Although there was not much sway from the council members on whether they are for or against this project, it was a great meeting where the voices of those opposing and supporting sides could be heard. Pittsburg resident, and Defense Council Member, Kalli Graham is very active in trying to stop this project from happening and is trying to inform other residents about this project by canvassing. “It’s not if, something happens, it’s when,” said Graham adding, “It’s so close to schools, so close to communities and churches.” Kalli lives near the site and is not going to give up on stopping this project. “There is nothing about this project no matter which angle you look at it that’s good, it just isn’t good,” said Graham.

On January 16th Kalli Graham, neighbor Susan Burkitt and Pamela Arauz, administration manager for global community manager, held a community meeting from 6:30 to 8:30 p.m. at the Yacht Club building in downtown Pittsburg.

On the agenda were upcoming events, city council meetings, next canvassing location, media reports and to report on recent meetings with the Mayor, the City Manager and one of the Planning Commissioners and future plans to meet with the other Planning Commissioners and City Council members as well as to report back about any new information regarding the WesPac Project.

Many concerned residents, other defense council members as well as high school students and teachers from Pittsburg High School were in attendance, even residents from as far as Oakland, Berkeley and San Francisco came out to show their support in stopping this project from happening.

John Reimann, a retired carpenter and Oakland resident was inspired by the march and rally that 0 any way that I can,” he said in his introduction.

Pamela Arauz, while showing a map of Contra Costa County on the overhead, said “we have the highest rate of Asthma,” she said. This map was a report received from the Contra Costa Health Department, which shows that Pittsburg has the highest rate of asthma emergency room visits and hospitalizations in the county. The map showed that per every 10,000 people, the rate of hospitalizations for asthma was between 104.9-150.3 for Pittsburg, Antioch and Richmond as other cities such as Orinda and Moraga had less than 17. Many people were stunned at this report.

Susan Burkitt expressed the importance of attending city council meetings and speaking up, “it’s really important that our voices be heard,” said Burkkit adding, “I am a firm believer in that if you are persistent and you are tenacious and you are like dripping water on their fingernails, that you will eventually have influence on them, so we need to keep doing this.”

A big break came when Attorney General Kamala Harris released an 11-page letter criticizing the RDEIR report for not mentioning what type of crude oil will be transported.
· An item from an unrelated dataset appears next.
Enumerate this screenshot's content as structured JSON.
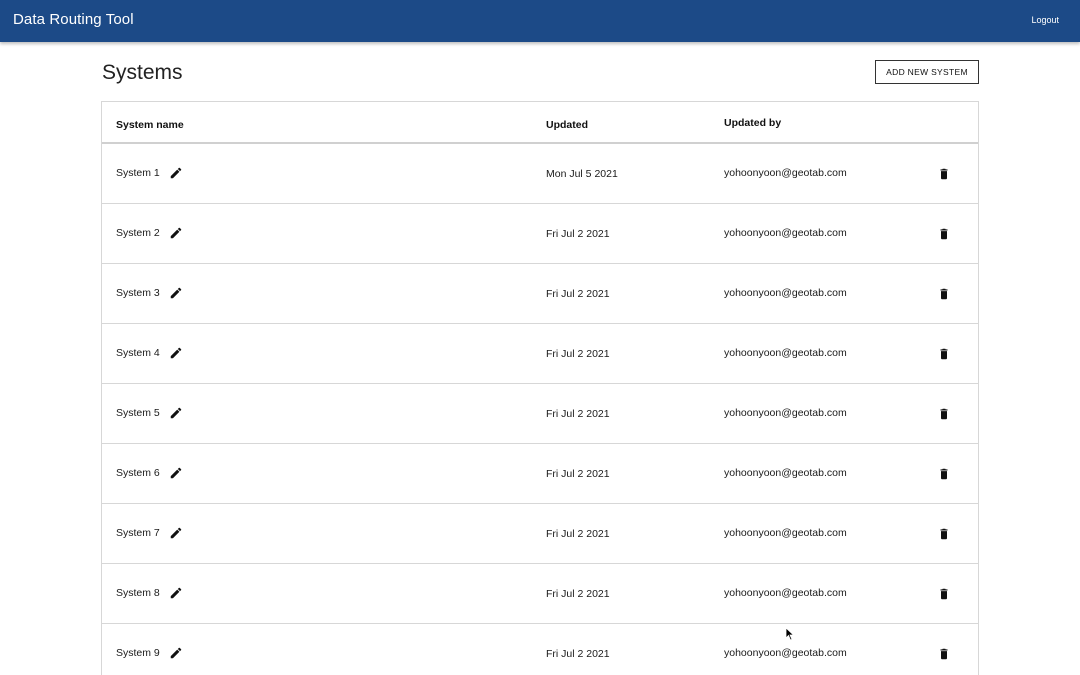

In this letter she urges the City of Pittsburg to correct the deficiencies before certifying the RDEIR and approving the project.

Another city council meeting was held January 21 at the Civic Center in Pittsburg and the turnout from concerned citizens was more than expected.  “I want to thank everyone for coming out today,” said Lyana Monterrey over the speaker. “I do want to say that I did meet with the City Manager and Mayor not too long ago and they told us, a whole group of us, Pittsburg residents, that this has to all go through a process and they also told us that they were listening.”

Although the WesPac project was not on the agenda and will not be on the agenda for months to come many residents took time away from their families to show their support and let their voices be heard. Many were wearing T-shirts, pins and stickers that read “Stop WesPac” as well as “I ❤ Pittsburg” stickers. In total, there were 23 speakers and the city council members listened attentively and took notes.

The defense council members will keep on doing anything in their power to keep this project from happening. If you would like to learn more about this project or want to know what you can do to help, you can go to the defense council website at or you can email them at [email protected]. You can also email city council members at [email protected] or you can call (925) 252-4850 to try and arrange a meeting with them.